Although rain was forecast for much of the day, I decided to go out for a bike ride and, fortunately, it didn't really materialise. I cycled down towards Whitwell and then stopped by the side of a road going up towards Preston. I had my eye on a sheltered place by some woodland and thought I would just stop and see what happened. It was a quiet road and, as usual I wasn't expecting anything to happen.

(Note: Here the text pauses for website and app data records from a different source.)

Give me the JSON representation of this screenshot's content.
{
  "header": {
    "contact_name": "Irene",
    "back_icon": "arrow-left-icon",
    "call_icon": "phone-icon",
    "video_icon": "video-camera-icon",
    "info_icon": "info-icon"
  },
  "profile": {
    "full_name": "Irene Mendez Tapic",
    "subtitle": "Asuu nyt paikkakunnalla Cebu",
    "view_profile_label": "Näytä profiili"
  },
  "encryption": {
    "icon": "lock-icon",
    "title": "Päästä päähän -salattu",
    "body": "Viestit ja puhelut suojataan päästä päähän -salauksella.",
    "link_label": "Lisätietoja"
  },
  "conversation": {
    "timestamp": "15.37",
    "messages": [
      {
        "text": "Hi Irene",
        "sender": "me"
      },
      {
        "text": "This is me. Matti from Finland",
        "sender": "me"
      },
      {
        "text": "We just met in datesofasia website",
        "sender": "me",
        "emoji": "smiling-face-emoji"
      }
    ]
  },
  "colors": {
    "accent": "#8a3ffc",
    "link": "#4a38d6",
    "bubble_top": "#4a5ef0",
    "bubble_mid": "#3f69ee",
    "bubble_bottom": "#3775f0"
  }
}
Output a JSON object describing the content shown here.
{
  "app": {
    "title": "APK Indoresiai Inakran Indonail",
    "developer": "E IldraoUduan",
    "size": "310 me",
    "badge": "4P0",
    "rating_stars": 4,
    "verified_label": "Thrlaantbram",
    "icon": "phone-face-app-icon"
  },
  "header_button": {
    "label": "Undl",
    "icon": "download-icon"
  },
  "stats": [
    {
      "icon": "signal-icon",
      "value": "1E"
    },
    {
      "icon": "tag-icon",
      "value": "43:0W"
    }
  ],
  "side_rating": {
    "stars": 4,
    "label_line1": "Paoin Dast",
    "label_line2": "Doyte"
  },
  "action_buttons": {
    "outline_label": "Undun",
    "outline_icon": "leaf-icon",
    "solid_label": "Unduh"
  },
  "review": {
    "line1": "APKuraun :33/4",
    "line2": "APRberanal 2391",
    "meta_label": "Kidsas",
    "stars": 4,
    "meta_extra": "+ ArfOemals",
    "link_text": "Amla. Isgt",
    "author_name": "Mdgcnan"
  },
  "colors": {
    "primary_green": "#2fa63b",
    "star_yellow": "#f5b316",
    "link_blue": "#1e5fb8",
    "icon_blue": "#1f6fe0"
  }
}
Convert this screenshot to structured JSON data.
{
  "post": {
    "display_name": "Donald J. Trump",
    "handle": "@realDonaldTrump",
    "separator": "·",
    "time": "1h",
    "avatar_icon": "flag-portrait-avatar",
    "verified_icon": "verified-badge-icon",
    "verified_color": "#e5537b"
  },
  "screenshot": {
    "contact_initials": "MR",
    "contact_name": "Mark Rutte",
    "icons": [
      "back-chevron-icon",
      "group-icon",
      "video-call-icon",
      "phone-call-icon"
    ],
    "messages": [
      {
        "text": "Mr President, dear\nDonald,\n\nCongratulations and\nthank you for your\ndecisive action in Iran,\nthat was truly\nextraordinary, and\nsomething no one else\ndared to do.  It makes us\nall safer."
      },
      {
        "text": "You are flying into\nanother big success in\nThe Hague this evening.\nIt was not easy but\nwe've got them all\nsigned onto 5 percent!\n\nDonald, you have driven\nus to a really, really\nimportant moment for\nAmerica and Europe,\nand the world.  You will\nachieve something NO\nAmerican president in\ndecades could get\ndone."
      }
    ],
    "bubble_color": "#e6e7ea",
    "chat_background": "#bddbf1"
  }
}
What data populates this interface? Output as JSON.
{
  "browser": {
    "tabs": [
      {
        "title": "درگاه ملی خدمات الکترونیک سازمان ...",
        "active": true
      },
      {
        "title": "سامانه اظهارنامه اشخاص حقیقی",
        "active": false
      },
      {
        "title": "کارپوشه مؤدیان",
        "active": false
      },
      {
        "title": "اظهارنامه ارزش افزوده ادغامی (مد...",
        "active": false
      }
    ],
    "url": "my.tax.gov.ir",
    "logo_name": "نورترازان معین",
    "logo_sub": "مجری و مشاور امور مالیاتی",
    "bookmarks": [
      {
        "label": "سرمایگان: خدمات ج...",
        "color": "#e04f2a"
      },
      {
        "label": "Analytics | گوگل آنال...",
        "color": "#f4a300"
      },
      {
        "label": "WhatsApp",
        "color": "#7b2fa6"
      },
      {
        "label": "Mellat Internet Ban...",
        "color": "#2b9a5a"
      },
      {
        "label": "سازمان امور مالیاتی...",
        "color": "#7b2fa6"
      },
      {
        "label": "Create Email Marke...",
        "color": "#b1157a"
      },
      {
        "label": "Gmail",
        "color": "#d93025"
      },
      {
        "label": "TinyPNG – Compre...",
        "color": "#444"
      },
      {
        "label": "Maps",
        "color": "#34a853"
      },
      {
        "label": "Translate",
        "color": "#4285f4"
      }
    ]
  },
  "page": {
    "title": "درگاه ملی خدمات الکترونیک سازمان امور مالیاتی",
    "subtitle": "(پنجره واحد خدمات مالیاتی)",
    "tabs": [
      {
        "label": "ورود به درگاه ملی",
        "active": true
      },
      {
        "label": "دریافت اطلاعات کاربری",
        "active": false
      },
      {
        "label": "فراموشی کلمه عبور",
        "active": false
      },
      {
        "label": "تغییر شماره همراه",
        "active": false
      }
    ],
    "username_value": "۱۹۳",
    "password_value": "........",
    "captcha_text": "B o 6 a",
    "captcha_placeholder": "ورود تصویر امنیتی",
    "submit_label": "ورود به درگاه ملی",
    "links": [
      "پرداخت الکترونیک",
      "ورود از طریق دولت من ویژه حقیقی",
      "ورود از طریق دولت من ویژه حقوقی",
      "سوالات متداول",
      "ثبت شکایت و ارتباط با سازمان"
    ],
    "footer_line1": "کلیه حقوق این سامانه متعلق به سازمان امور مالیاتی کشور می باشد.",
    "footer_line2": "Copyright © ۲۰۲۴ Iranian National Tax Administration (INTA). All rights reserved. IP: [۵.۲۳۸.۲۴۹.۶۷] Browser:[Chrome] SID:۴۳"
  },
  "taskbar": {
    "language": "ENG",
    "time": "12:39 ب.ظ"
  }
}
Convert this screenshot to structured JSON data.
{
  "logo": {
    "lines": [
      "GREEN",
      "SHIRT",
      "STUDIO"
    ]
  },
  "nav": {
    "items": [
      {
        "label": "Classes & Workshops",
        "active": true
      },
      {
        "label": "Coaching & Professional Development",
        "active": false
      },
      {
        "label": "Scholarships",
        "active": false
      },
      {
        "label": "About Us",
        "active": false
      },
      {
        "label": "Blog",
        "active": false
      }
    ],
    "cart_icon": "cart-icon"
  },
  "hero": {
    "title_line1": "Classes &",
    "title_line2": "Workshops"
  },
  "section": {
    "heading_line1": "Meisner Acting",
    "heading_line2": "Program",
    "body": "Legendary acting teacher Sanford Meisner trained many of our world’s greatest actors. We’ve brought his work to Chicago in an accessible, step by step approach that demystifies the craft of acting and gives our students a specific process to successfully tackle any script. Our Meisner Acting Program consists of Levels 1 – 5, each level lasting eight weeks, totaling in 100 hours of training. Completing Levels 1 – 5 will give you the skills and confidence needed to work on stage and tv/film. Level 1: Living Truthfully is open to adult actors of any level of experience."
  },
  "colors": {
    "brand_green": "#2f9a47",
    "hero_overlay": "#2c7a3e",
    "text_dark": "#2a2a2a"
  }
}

As I approached my stopping place I noticed two red kites circling around a magnificent ivy covered oak tree by the side of the road. The birds were very distinctive - large birds of prey with a noticeably forked tail. The peace of the place was disturbed by five rather strung out runners who seemed to take ages to pass me. I just stood with my bike an the grass verge wondering what to do and where to look before sitting down on the ground with my sketch pad. Once the runners had finally passed and my gaze returns to the kites, a car pulls up and a man gets out. He had seen the kites and, as he didn't know what they were, stopped to have a look too. One kite was so close to us, just gliding silently and gently, and only a few yards above us - you could almost count the individual feathers when its tail fanned out. Our talking probably encourages it to leave and it glides off over the fields. The man drives off.
The air is quiet. A few blue tits (?) are in a nearby hedge and I hear the sound of crows and a pheasant in the distance. The westerly wind swayes the woodland trees, I am sheltered in this place. The air is cool, not cold. The sky is heavily overcast and a fine mist fills the landscape as a light drizzle dampens my sketchpad. The kite returns and I watch it circling around the tree, graceful, quiet, delicate - then away over the fields it goes. In the sky I also see seagulls and two ducks flying over far above me.
I cycle on a few hundred yards. A kestrel dives from the top of a telegraph pole into the field only a few yards in front of me just as a car approaches. I have to move into a gateway to allow it to pass. The kestrel flies up and then down again into the tussocky grass. Then up it goes and it lands on a power line about 10 feet above me. Then off it goes and lands on wires over the middle of a field. I turn round and see a buzzard scareing some crow in a distant wood. It flies over the fields and into woodland behind the kestrel. A red kite is also in the sky and I see these three magnificent birds of prey together in the same field of view. Two buzzards appear above the woodland and circle behind the kestrel, still perched on its wire. Their rounded tails, slightly upturned wing tips and less graceful flight easily separates them from the kites.
It was amazing how a seemingly insignificant patch of road could suddenly provide so much activity and interest.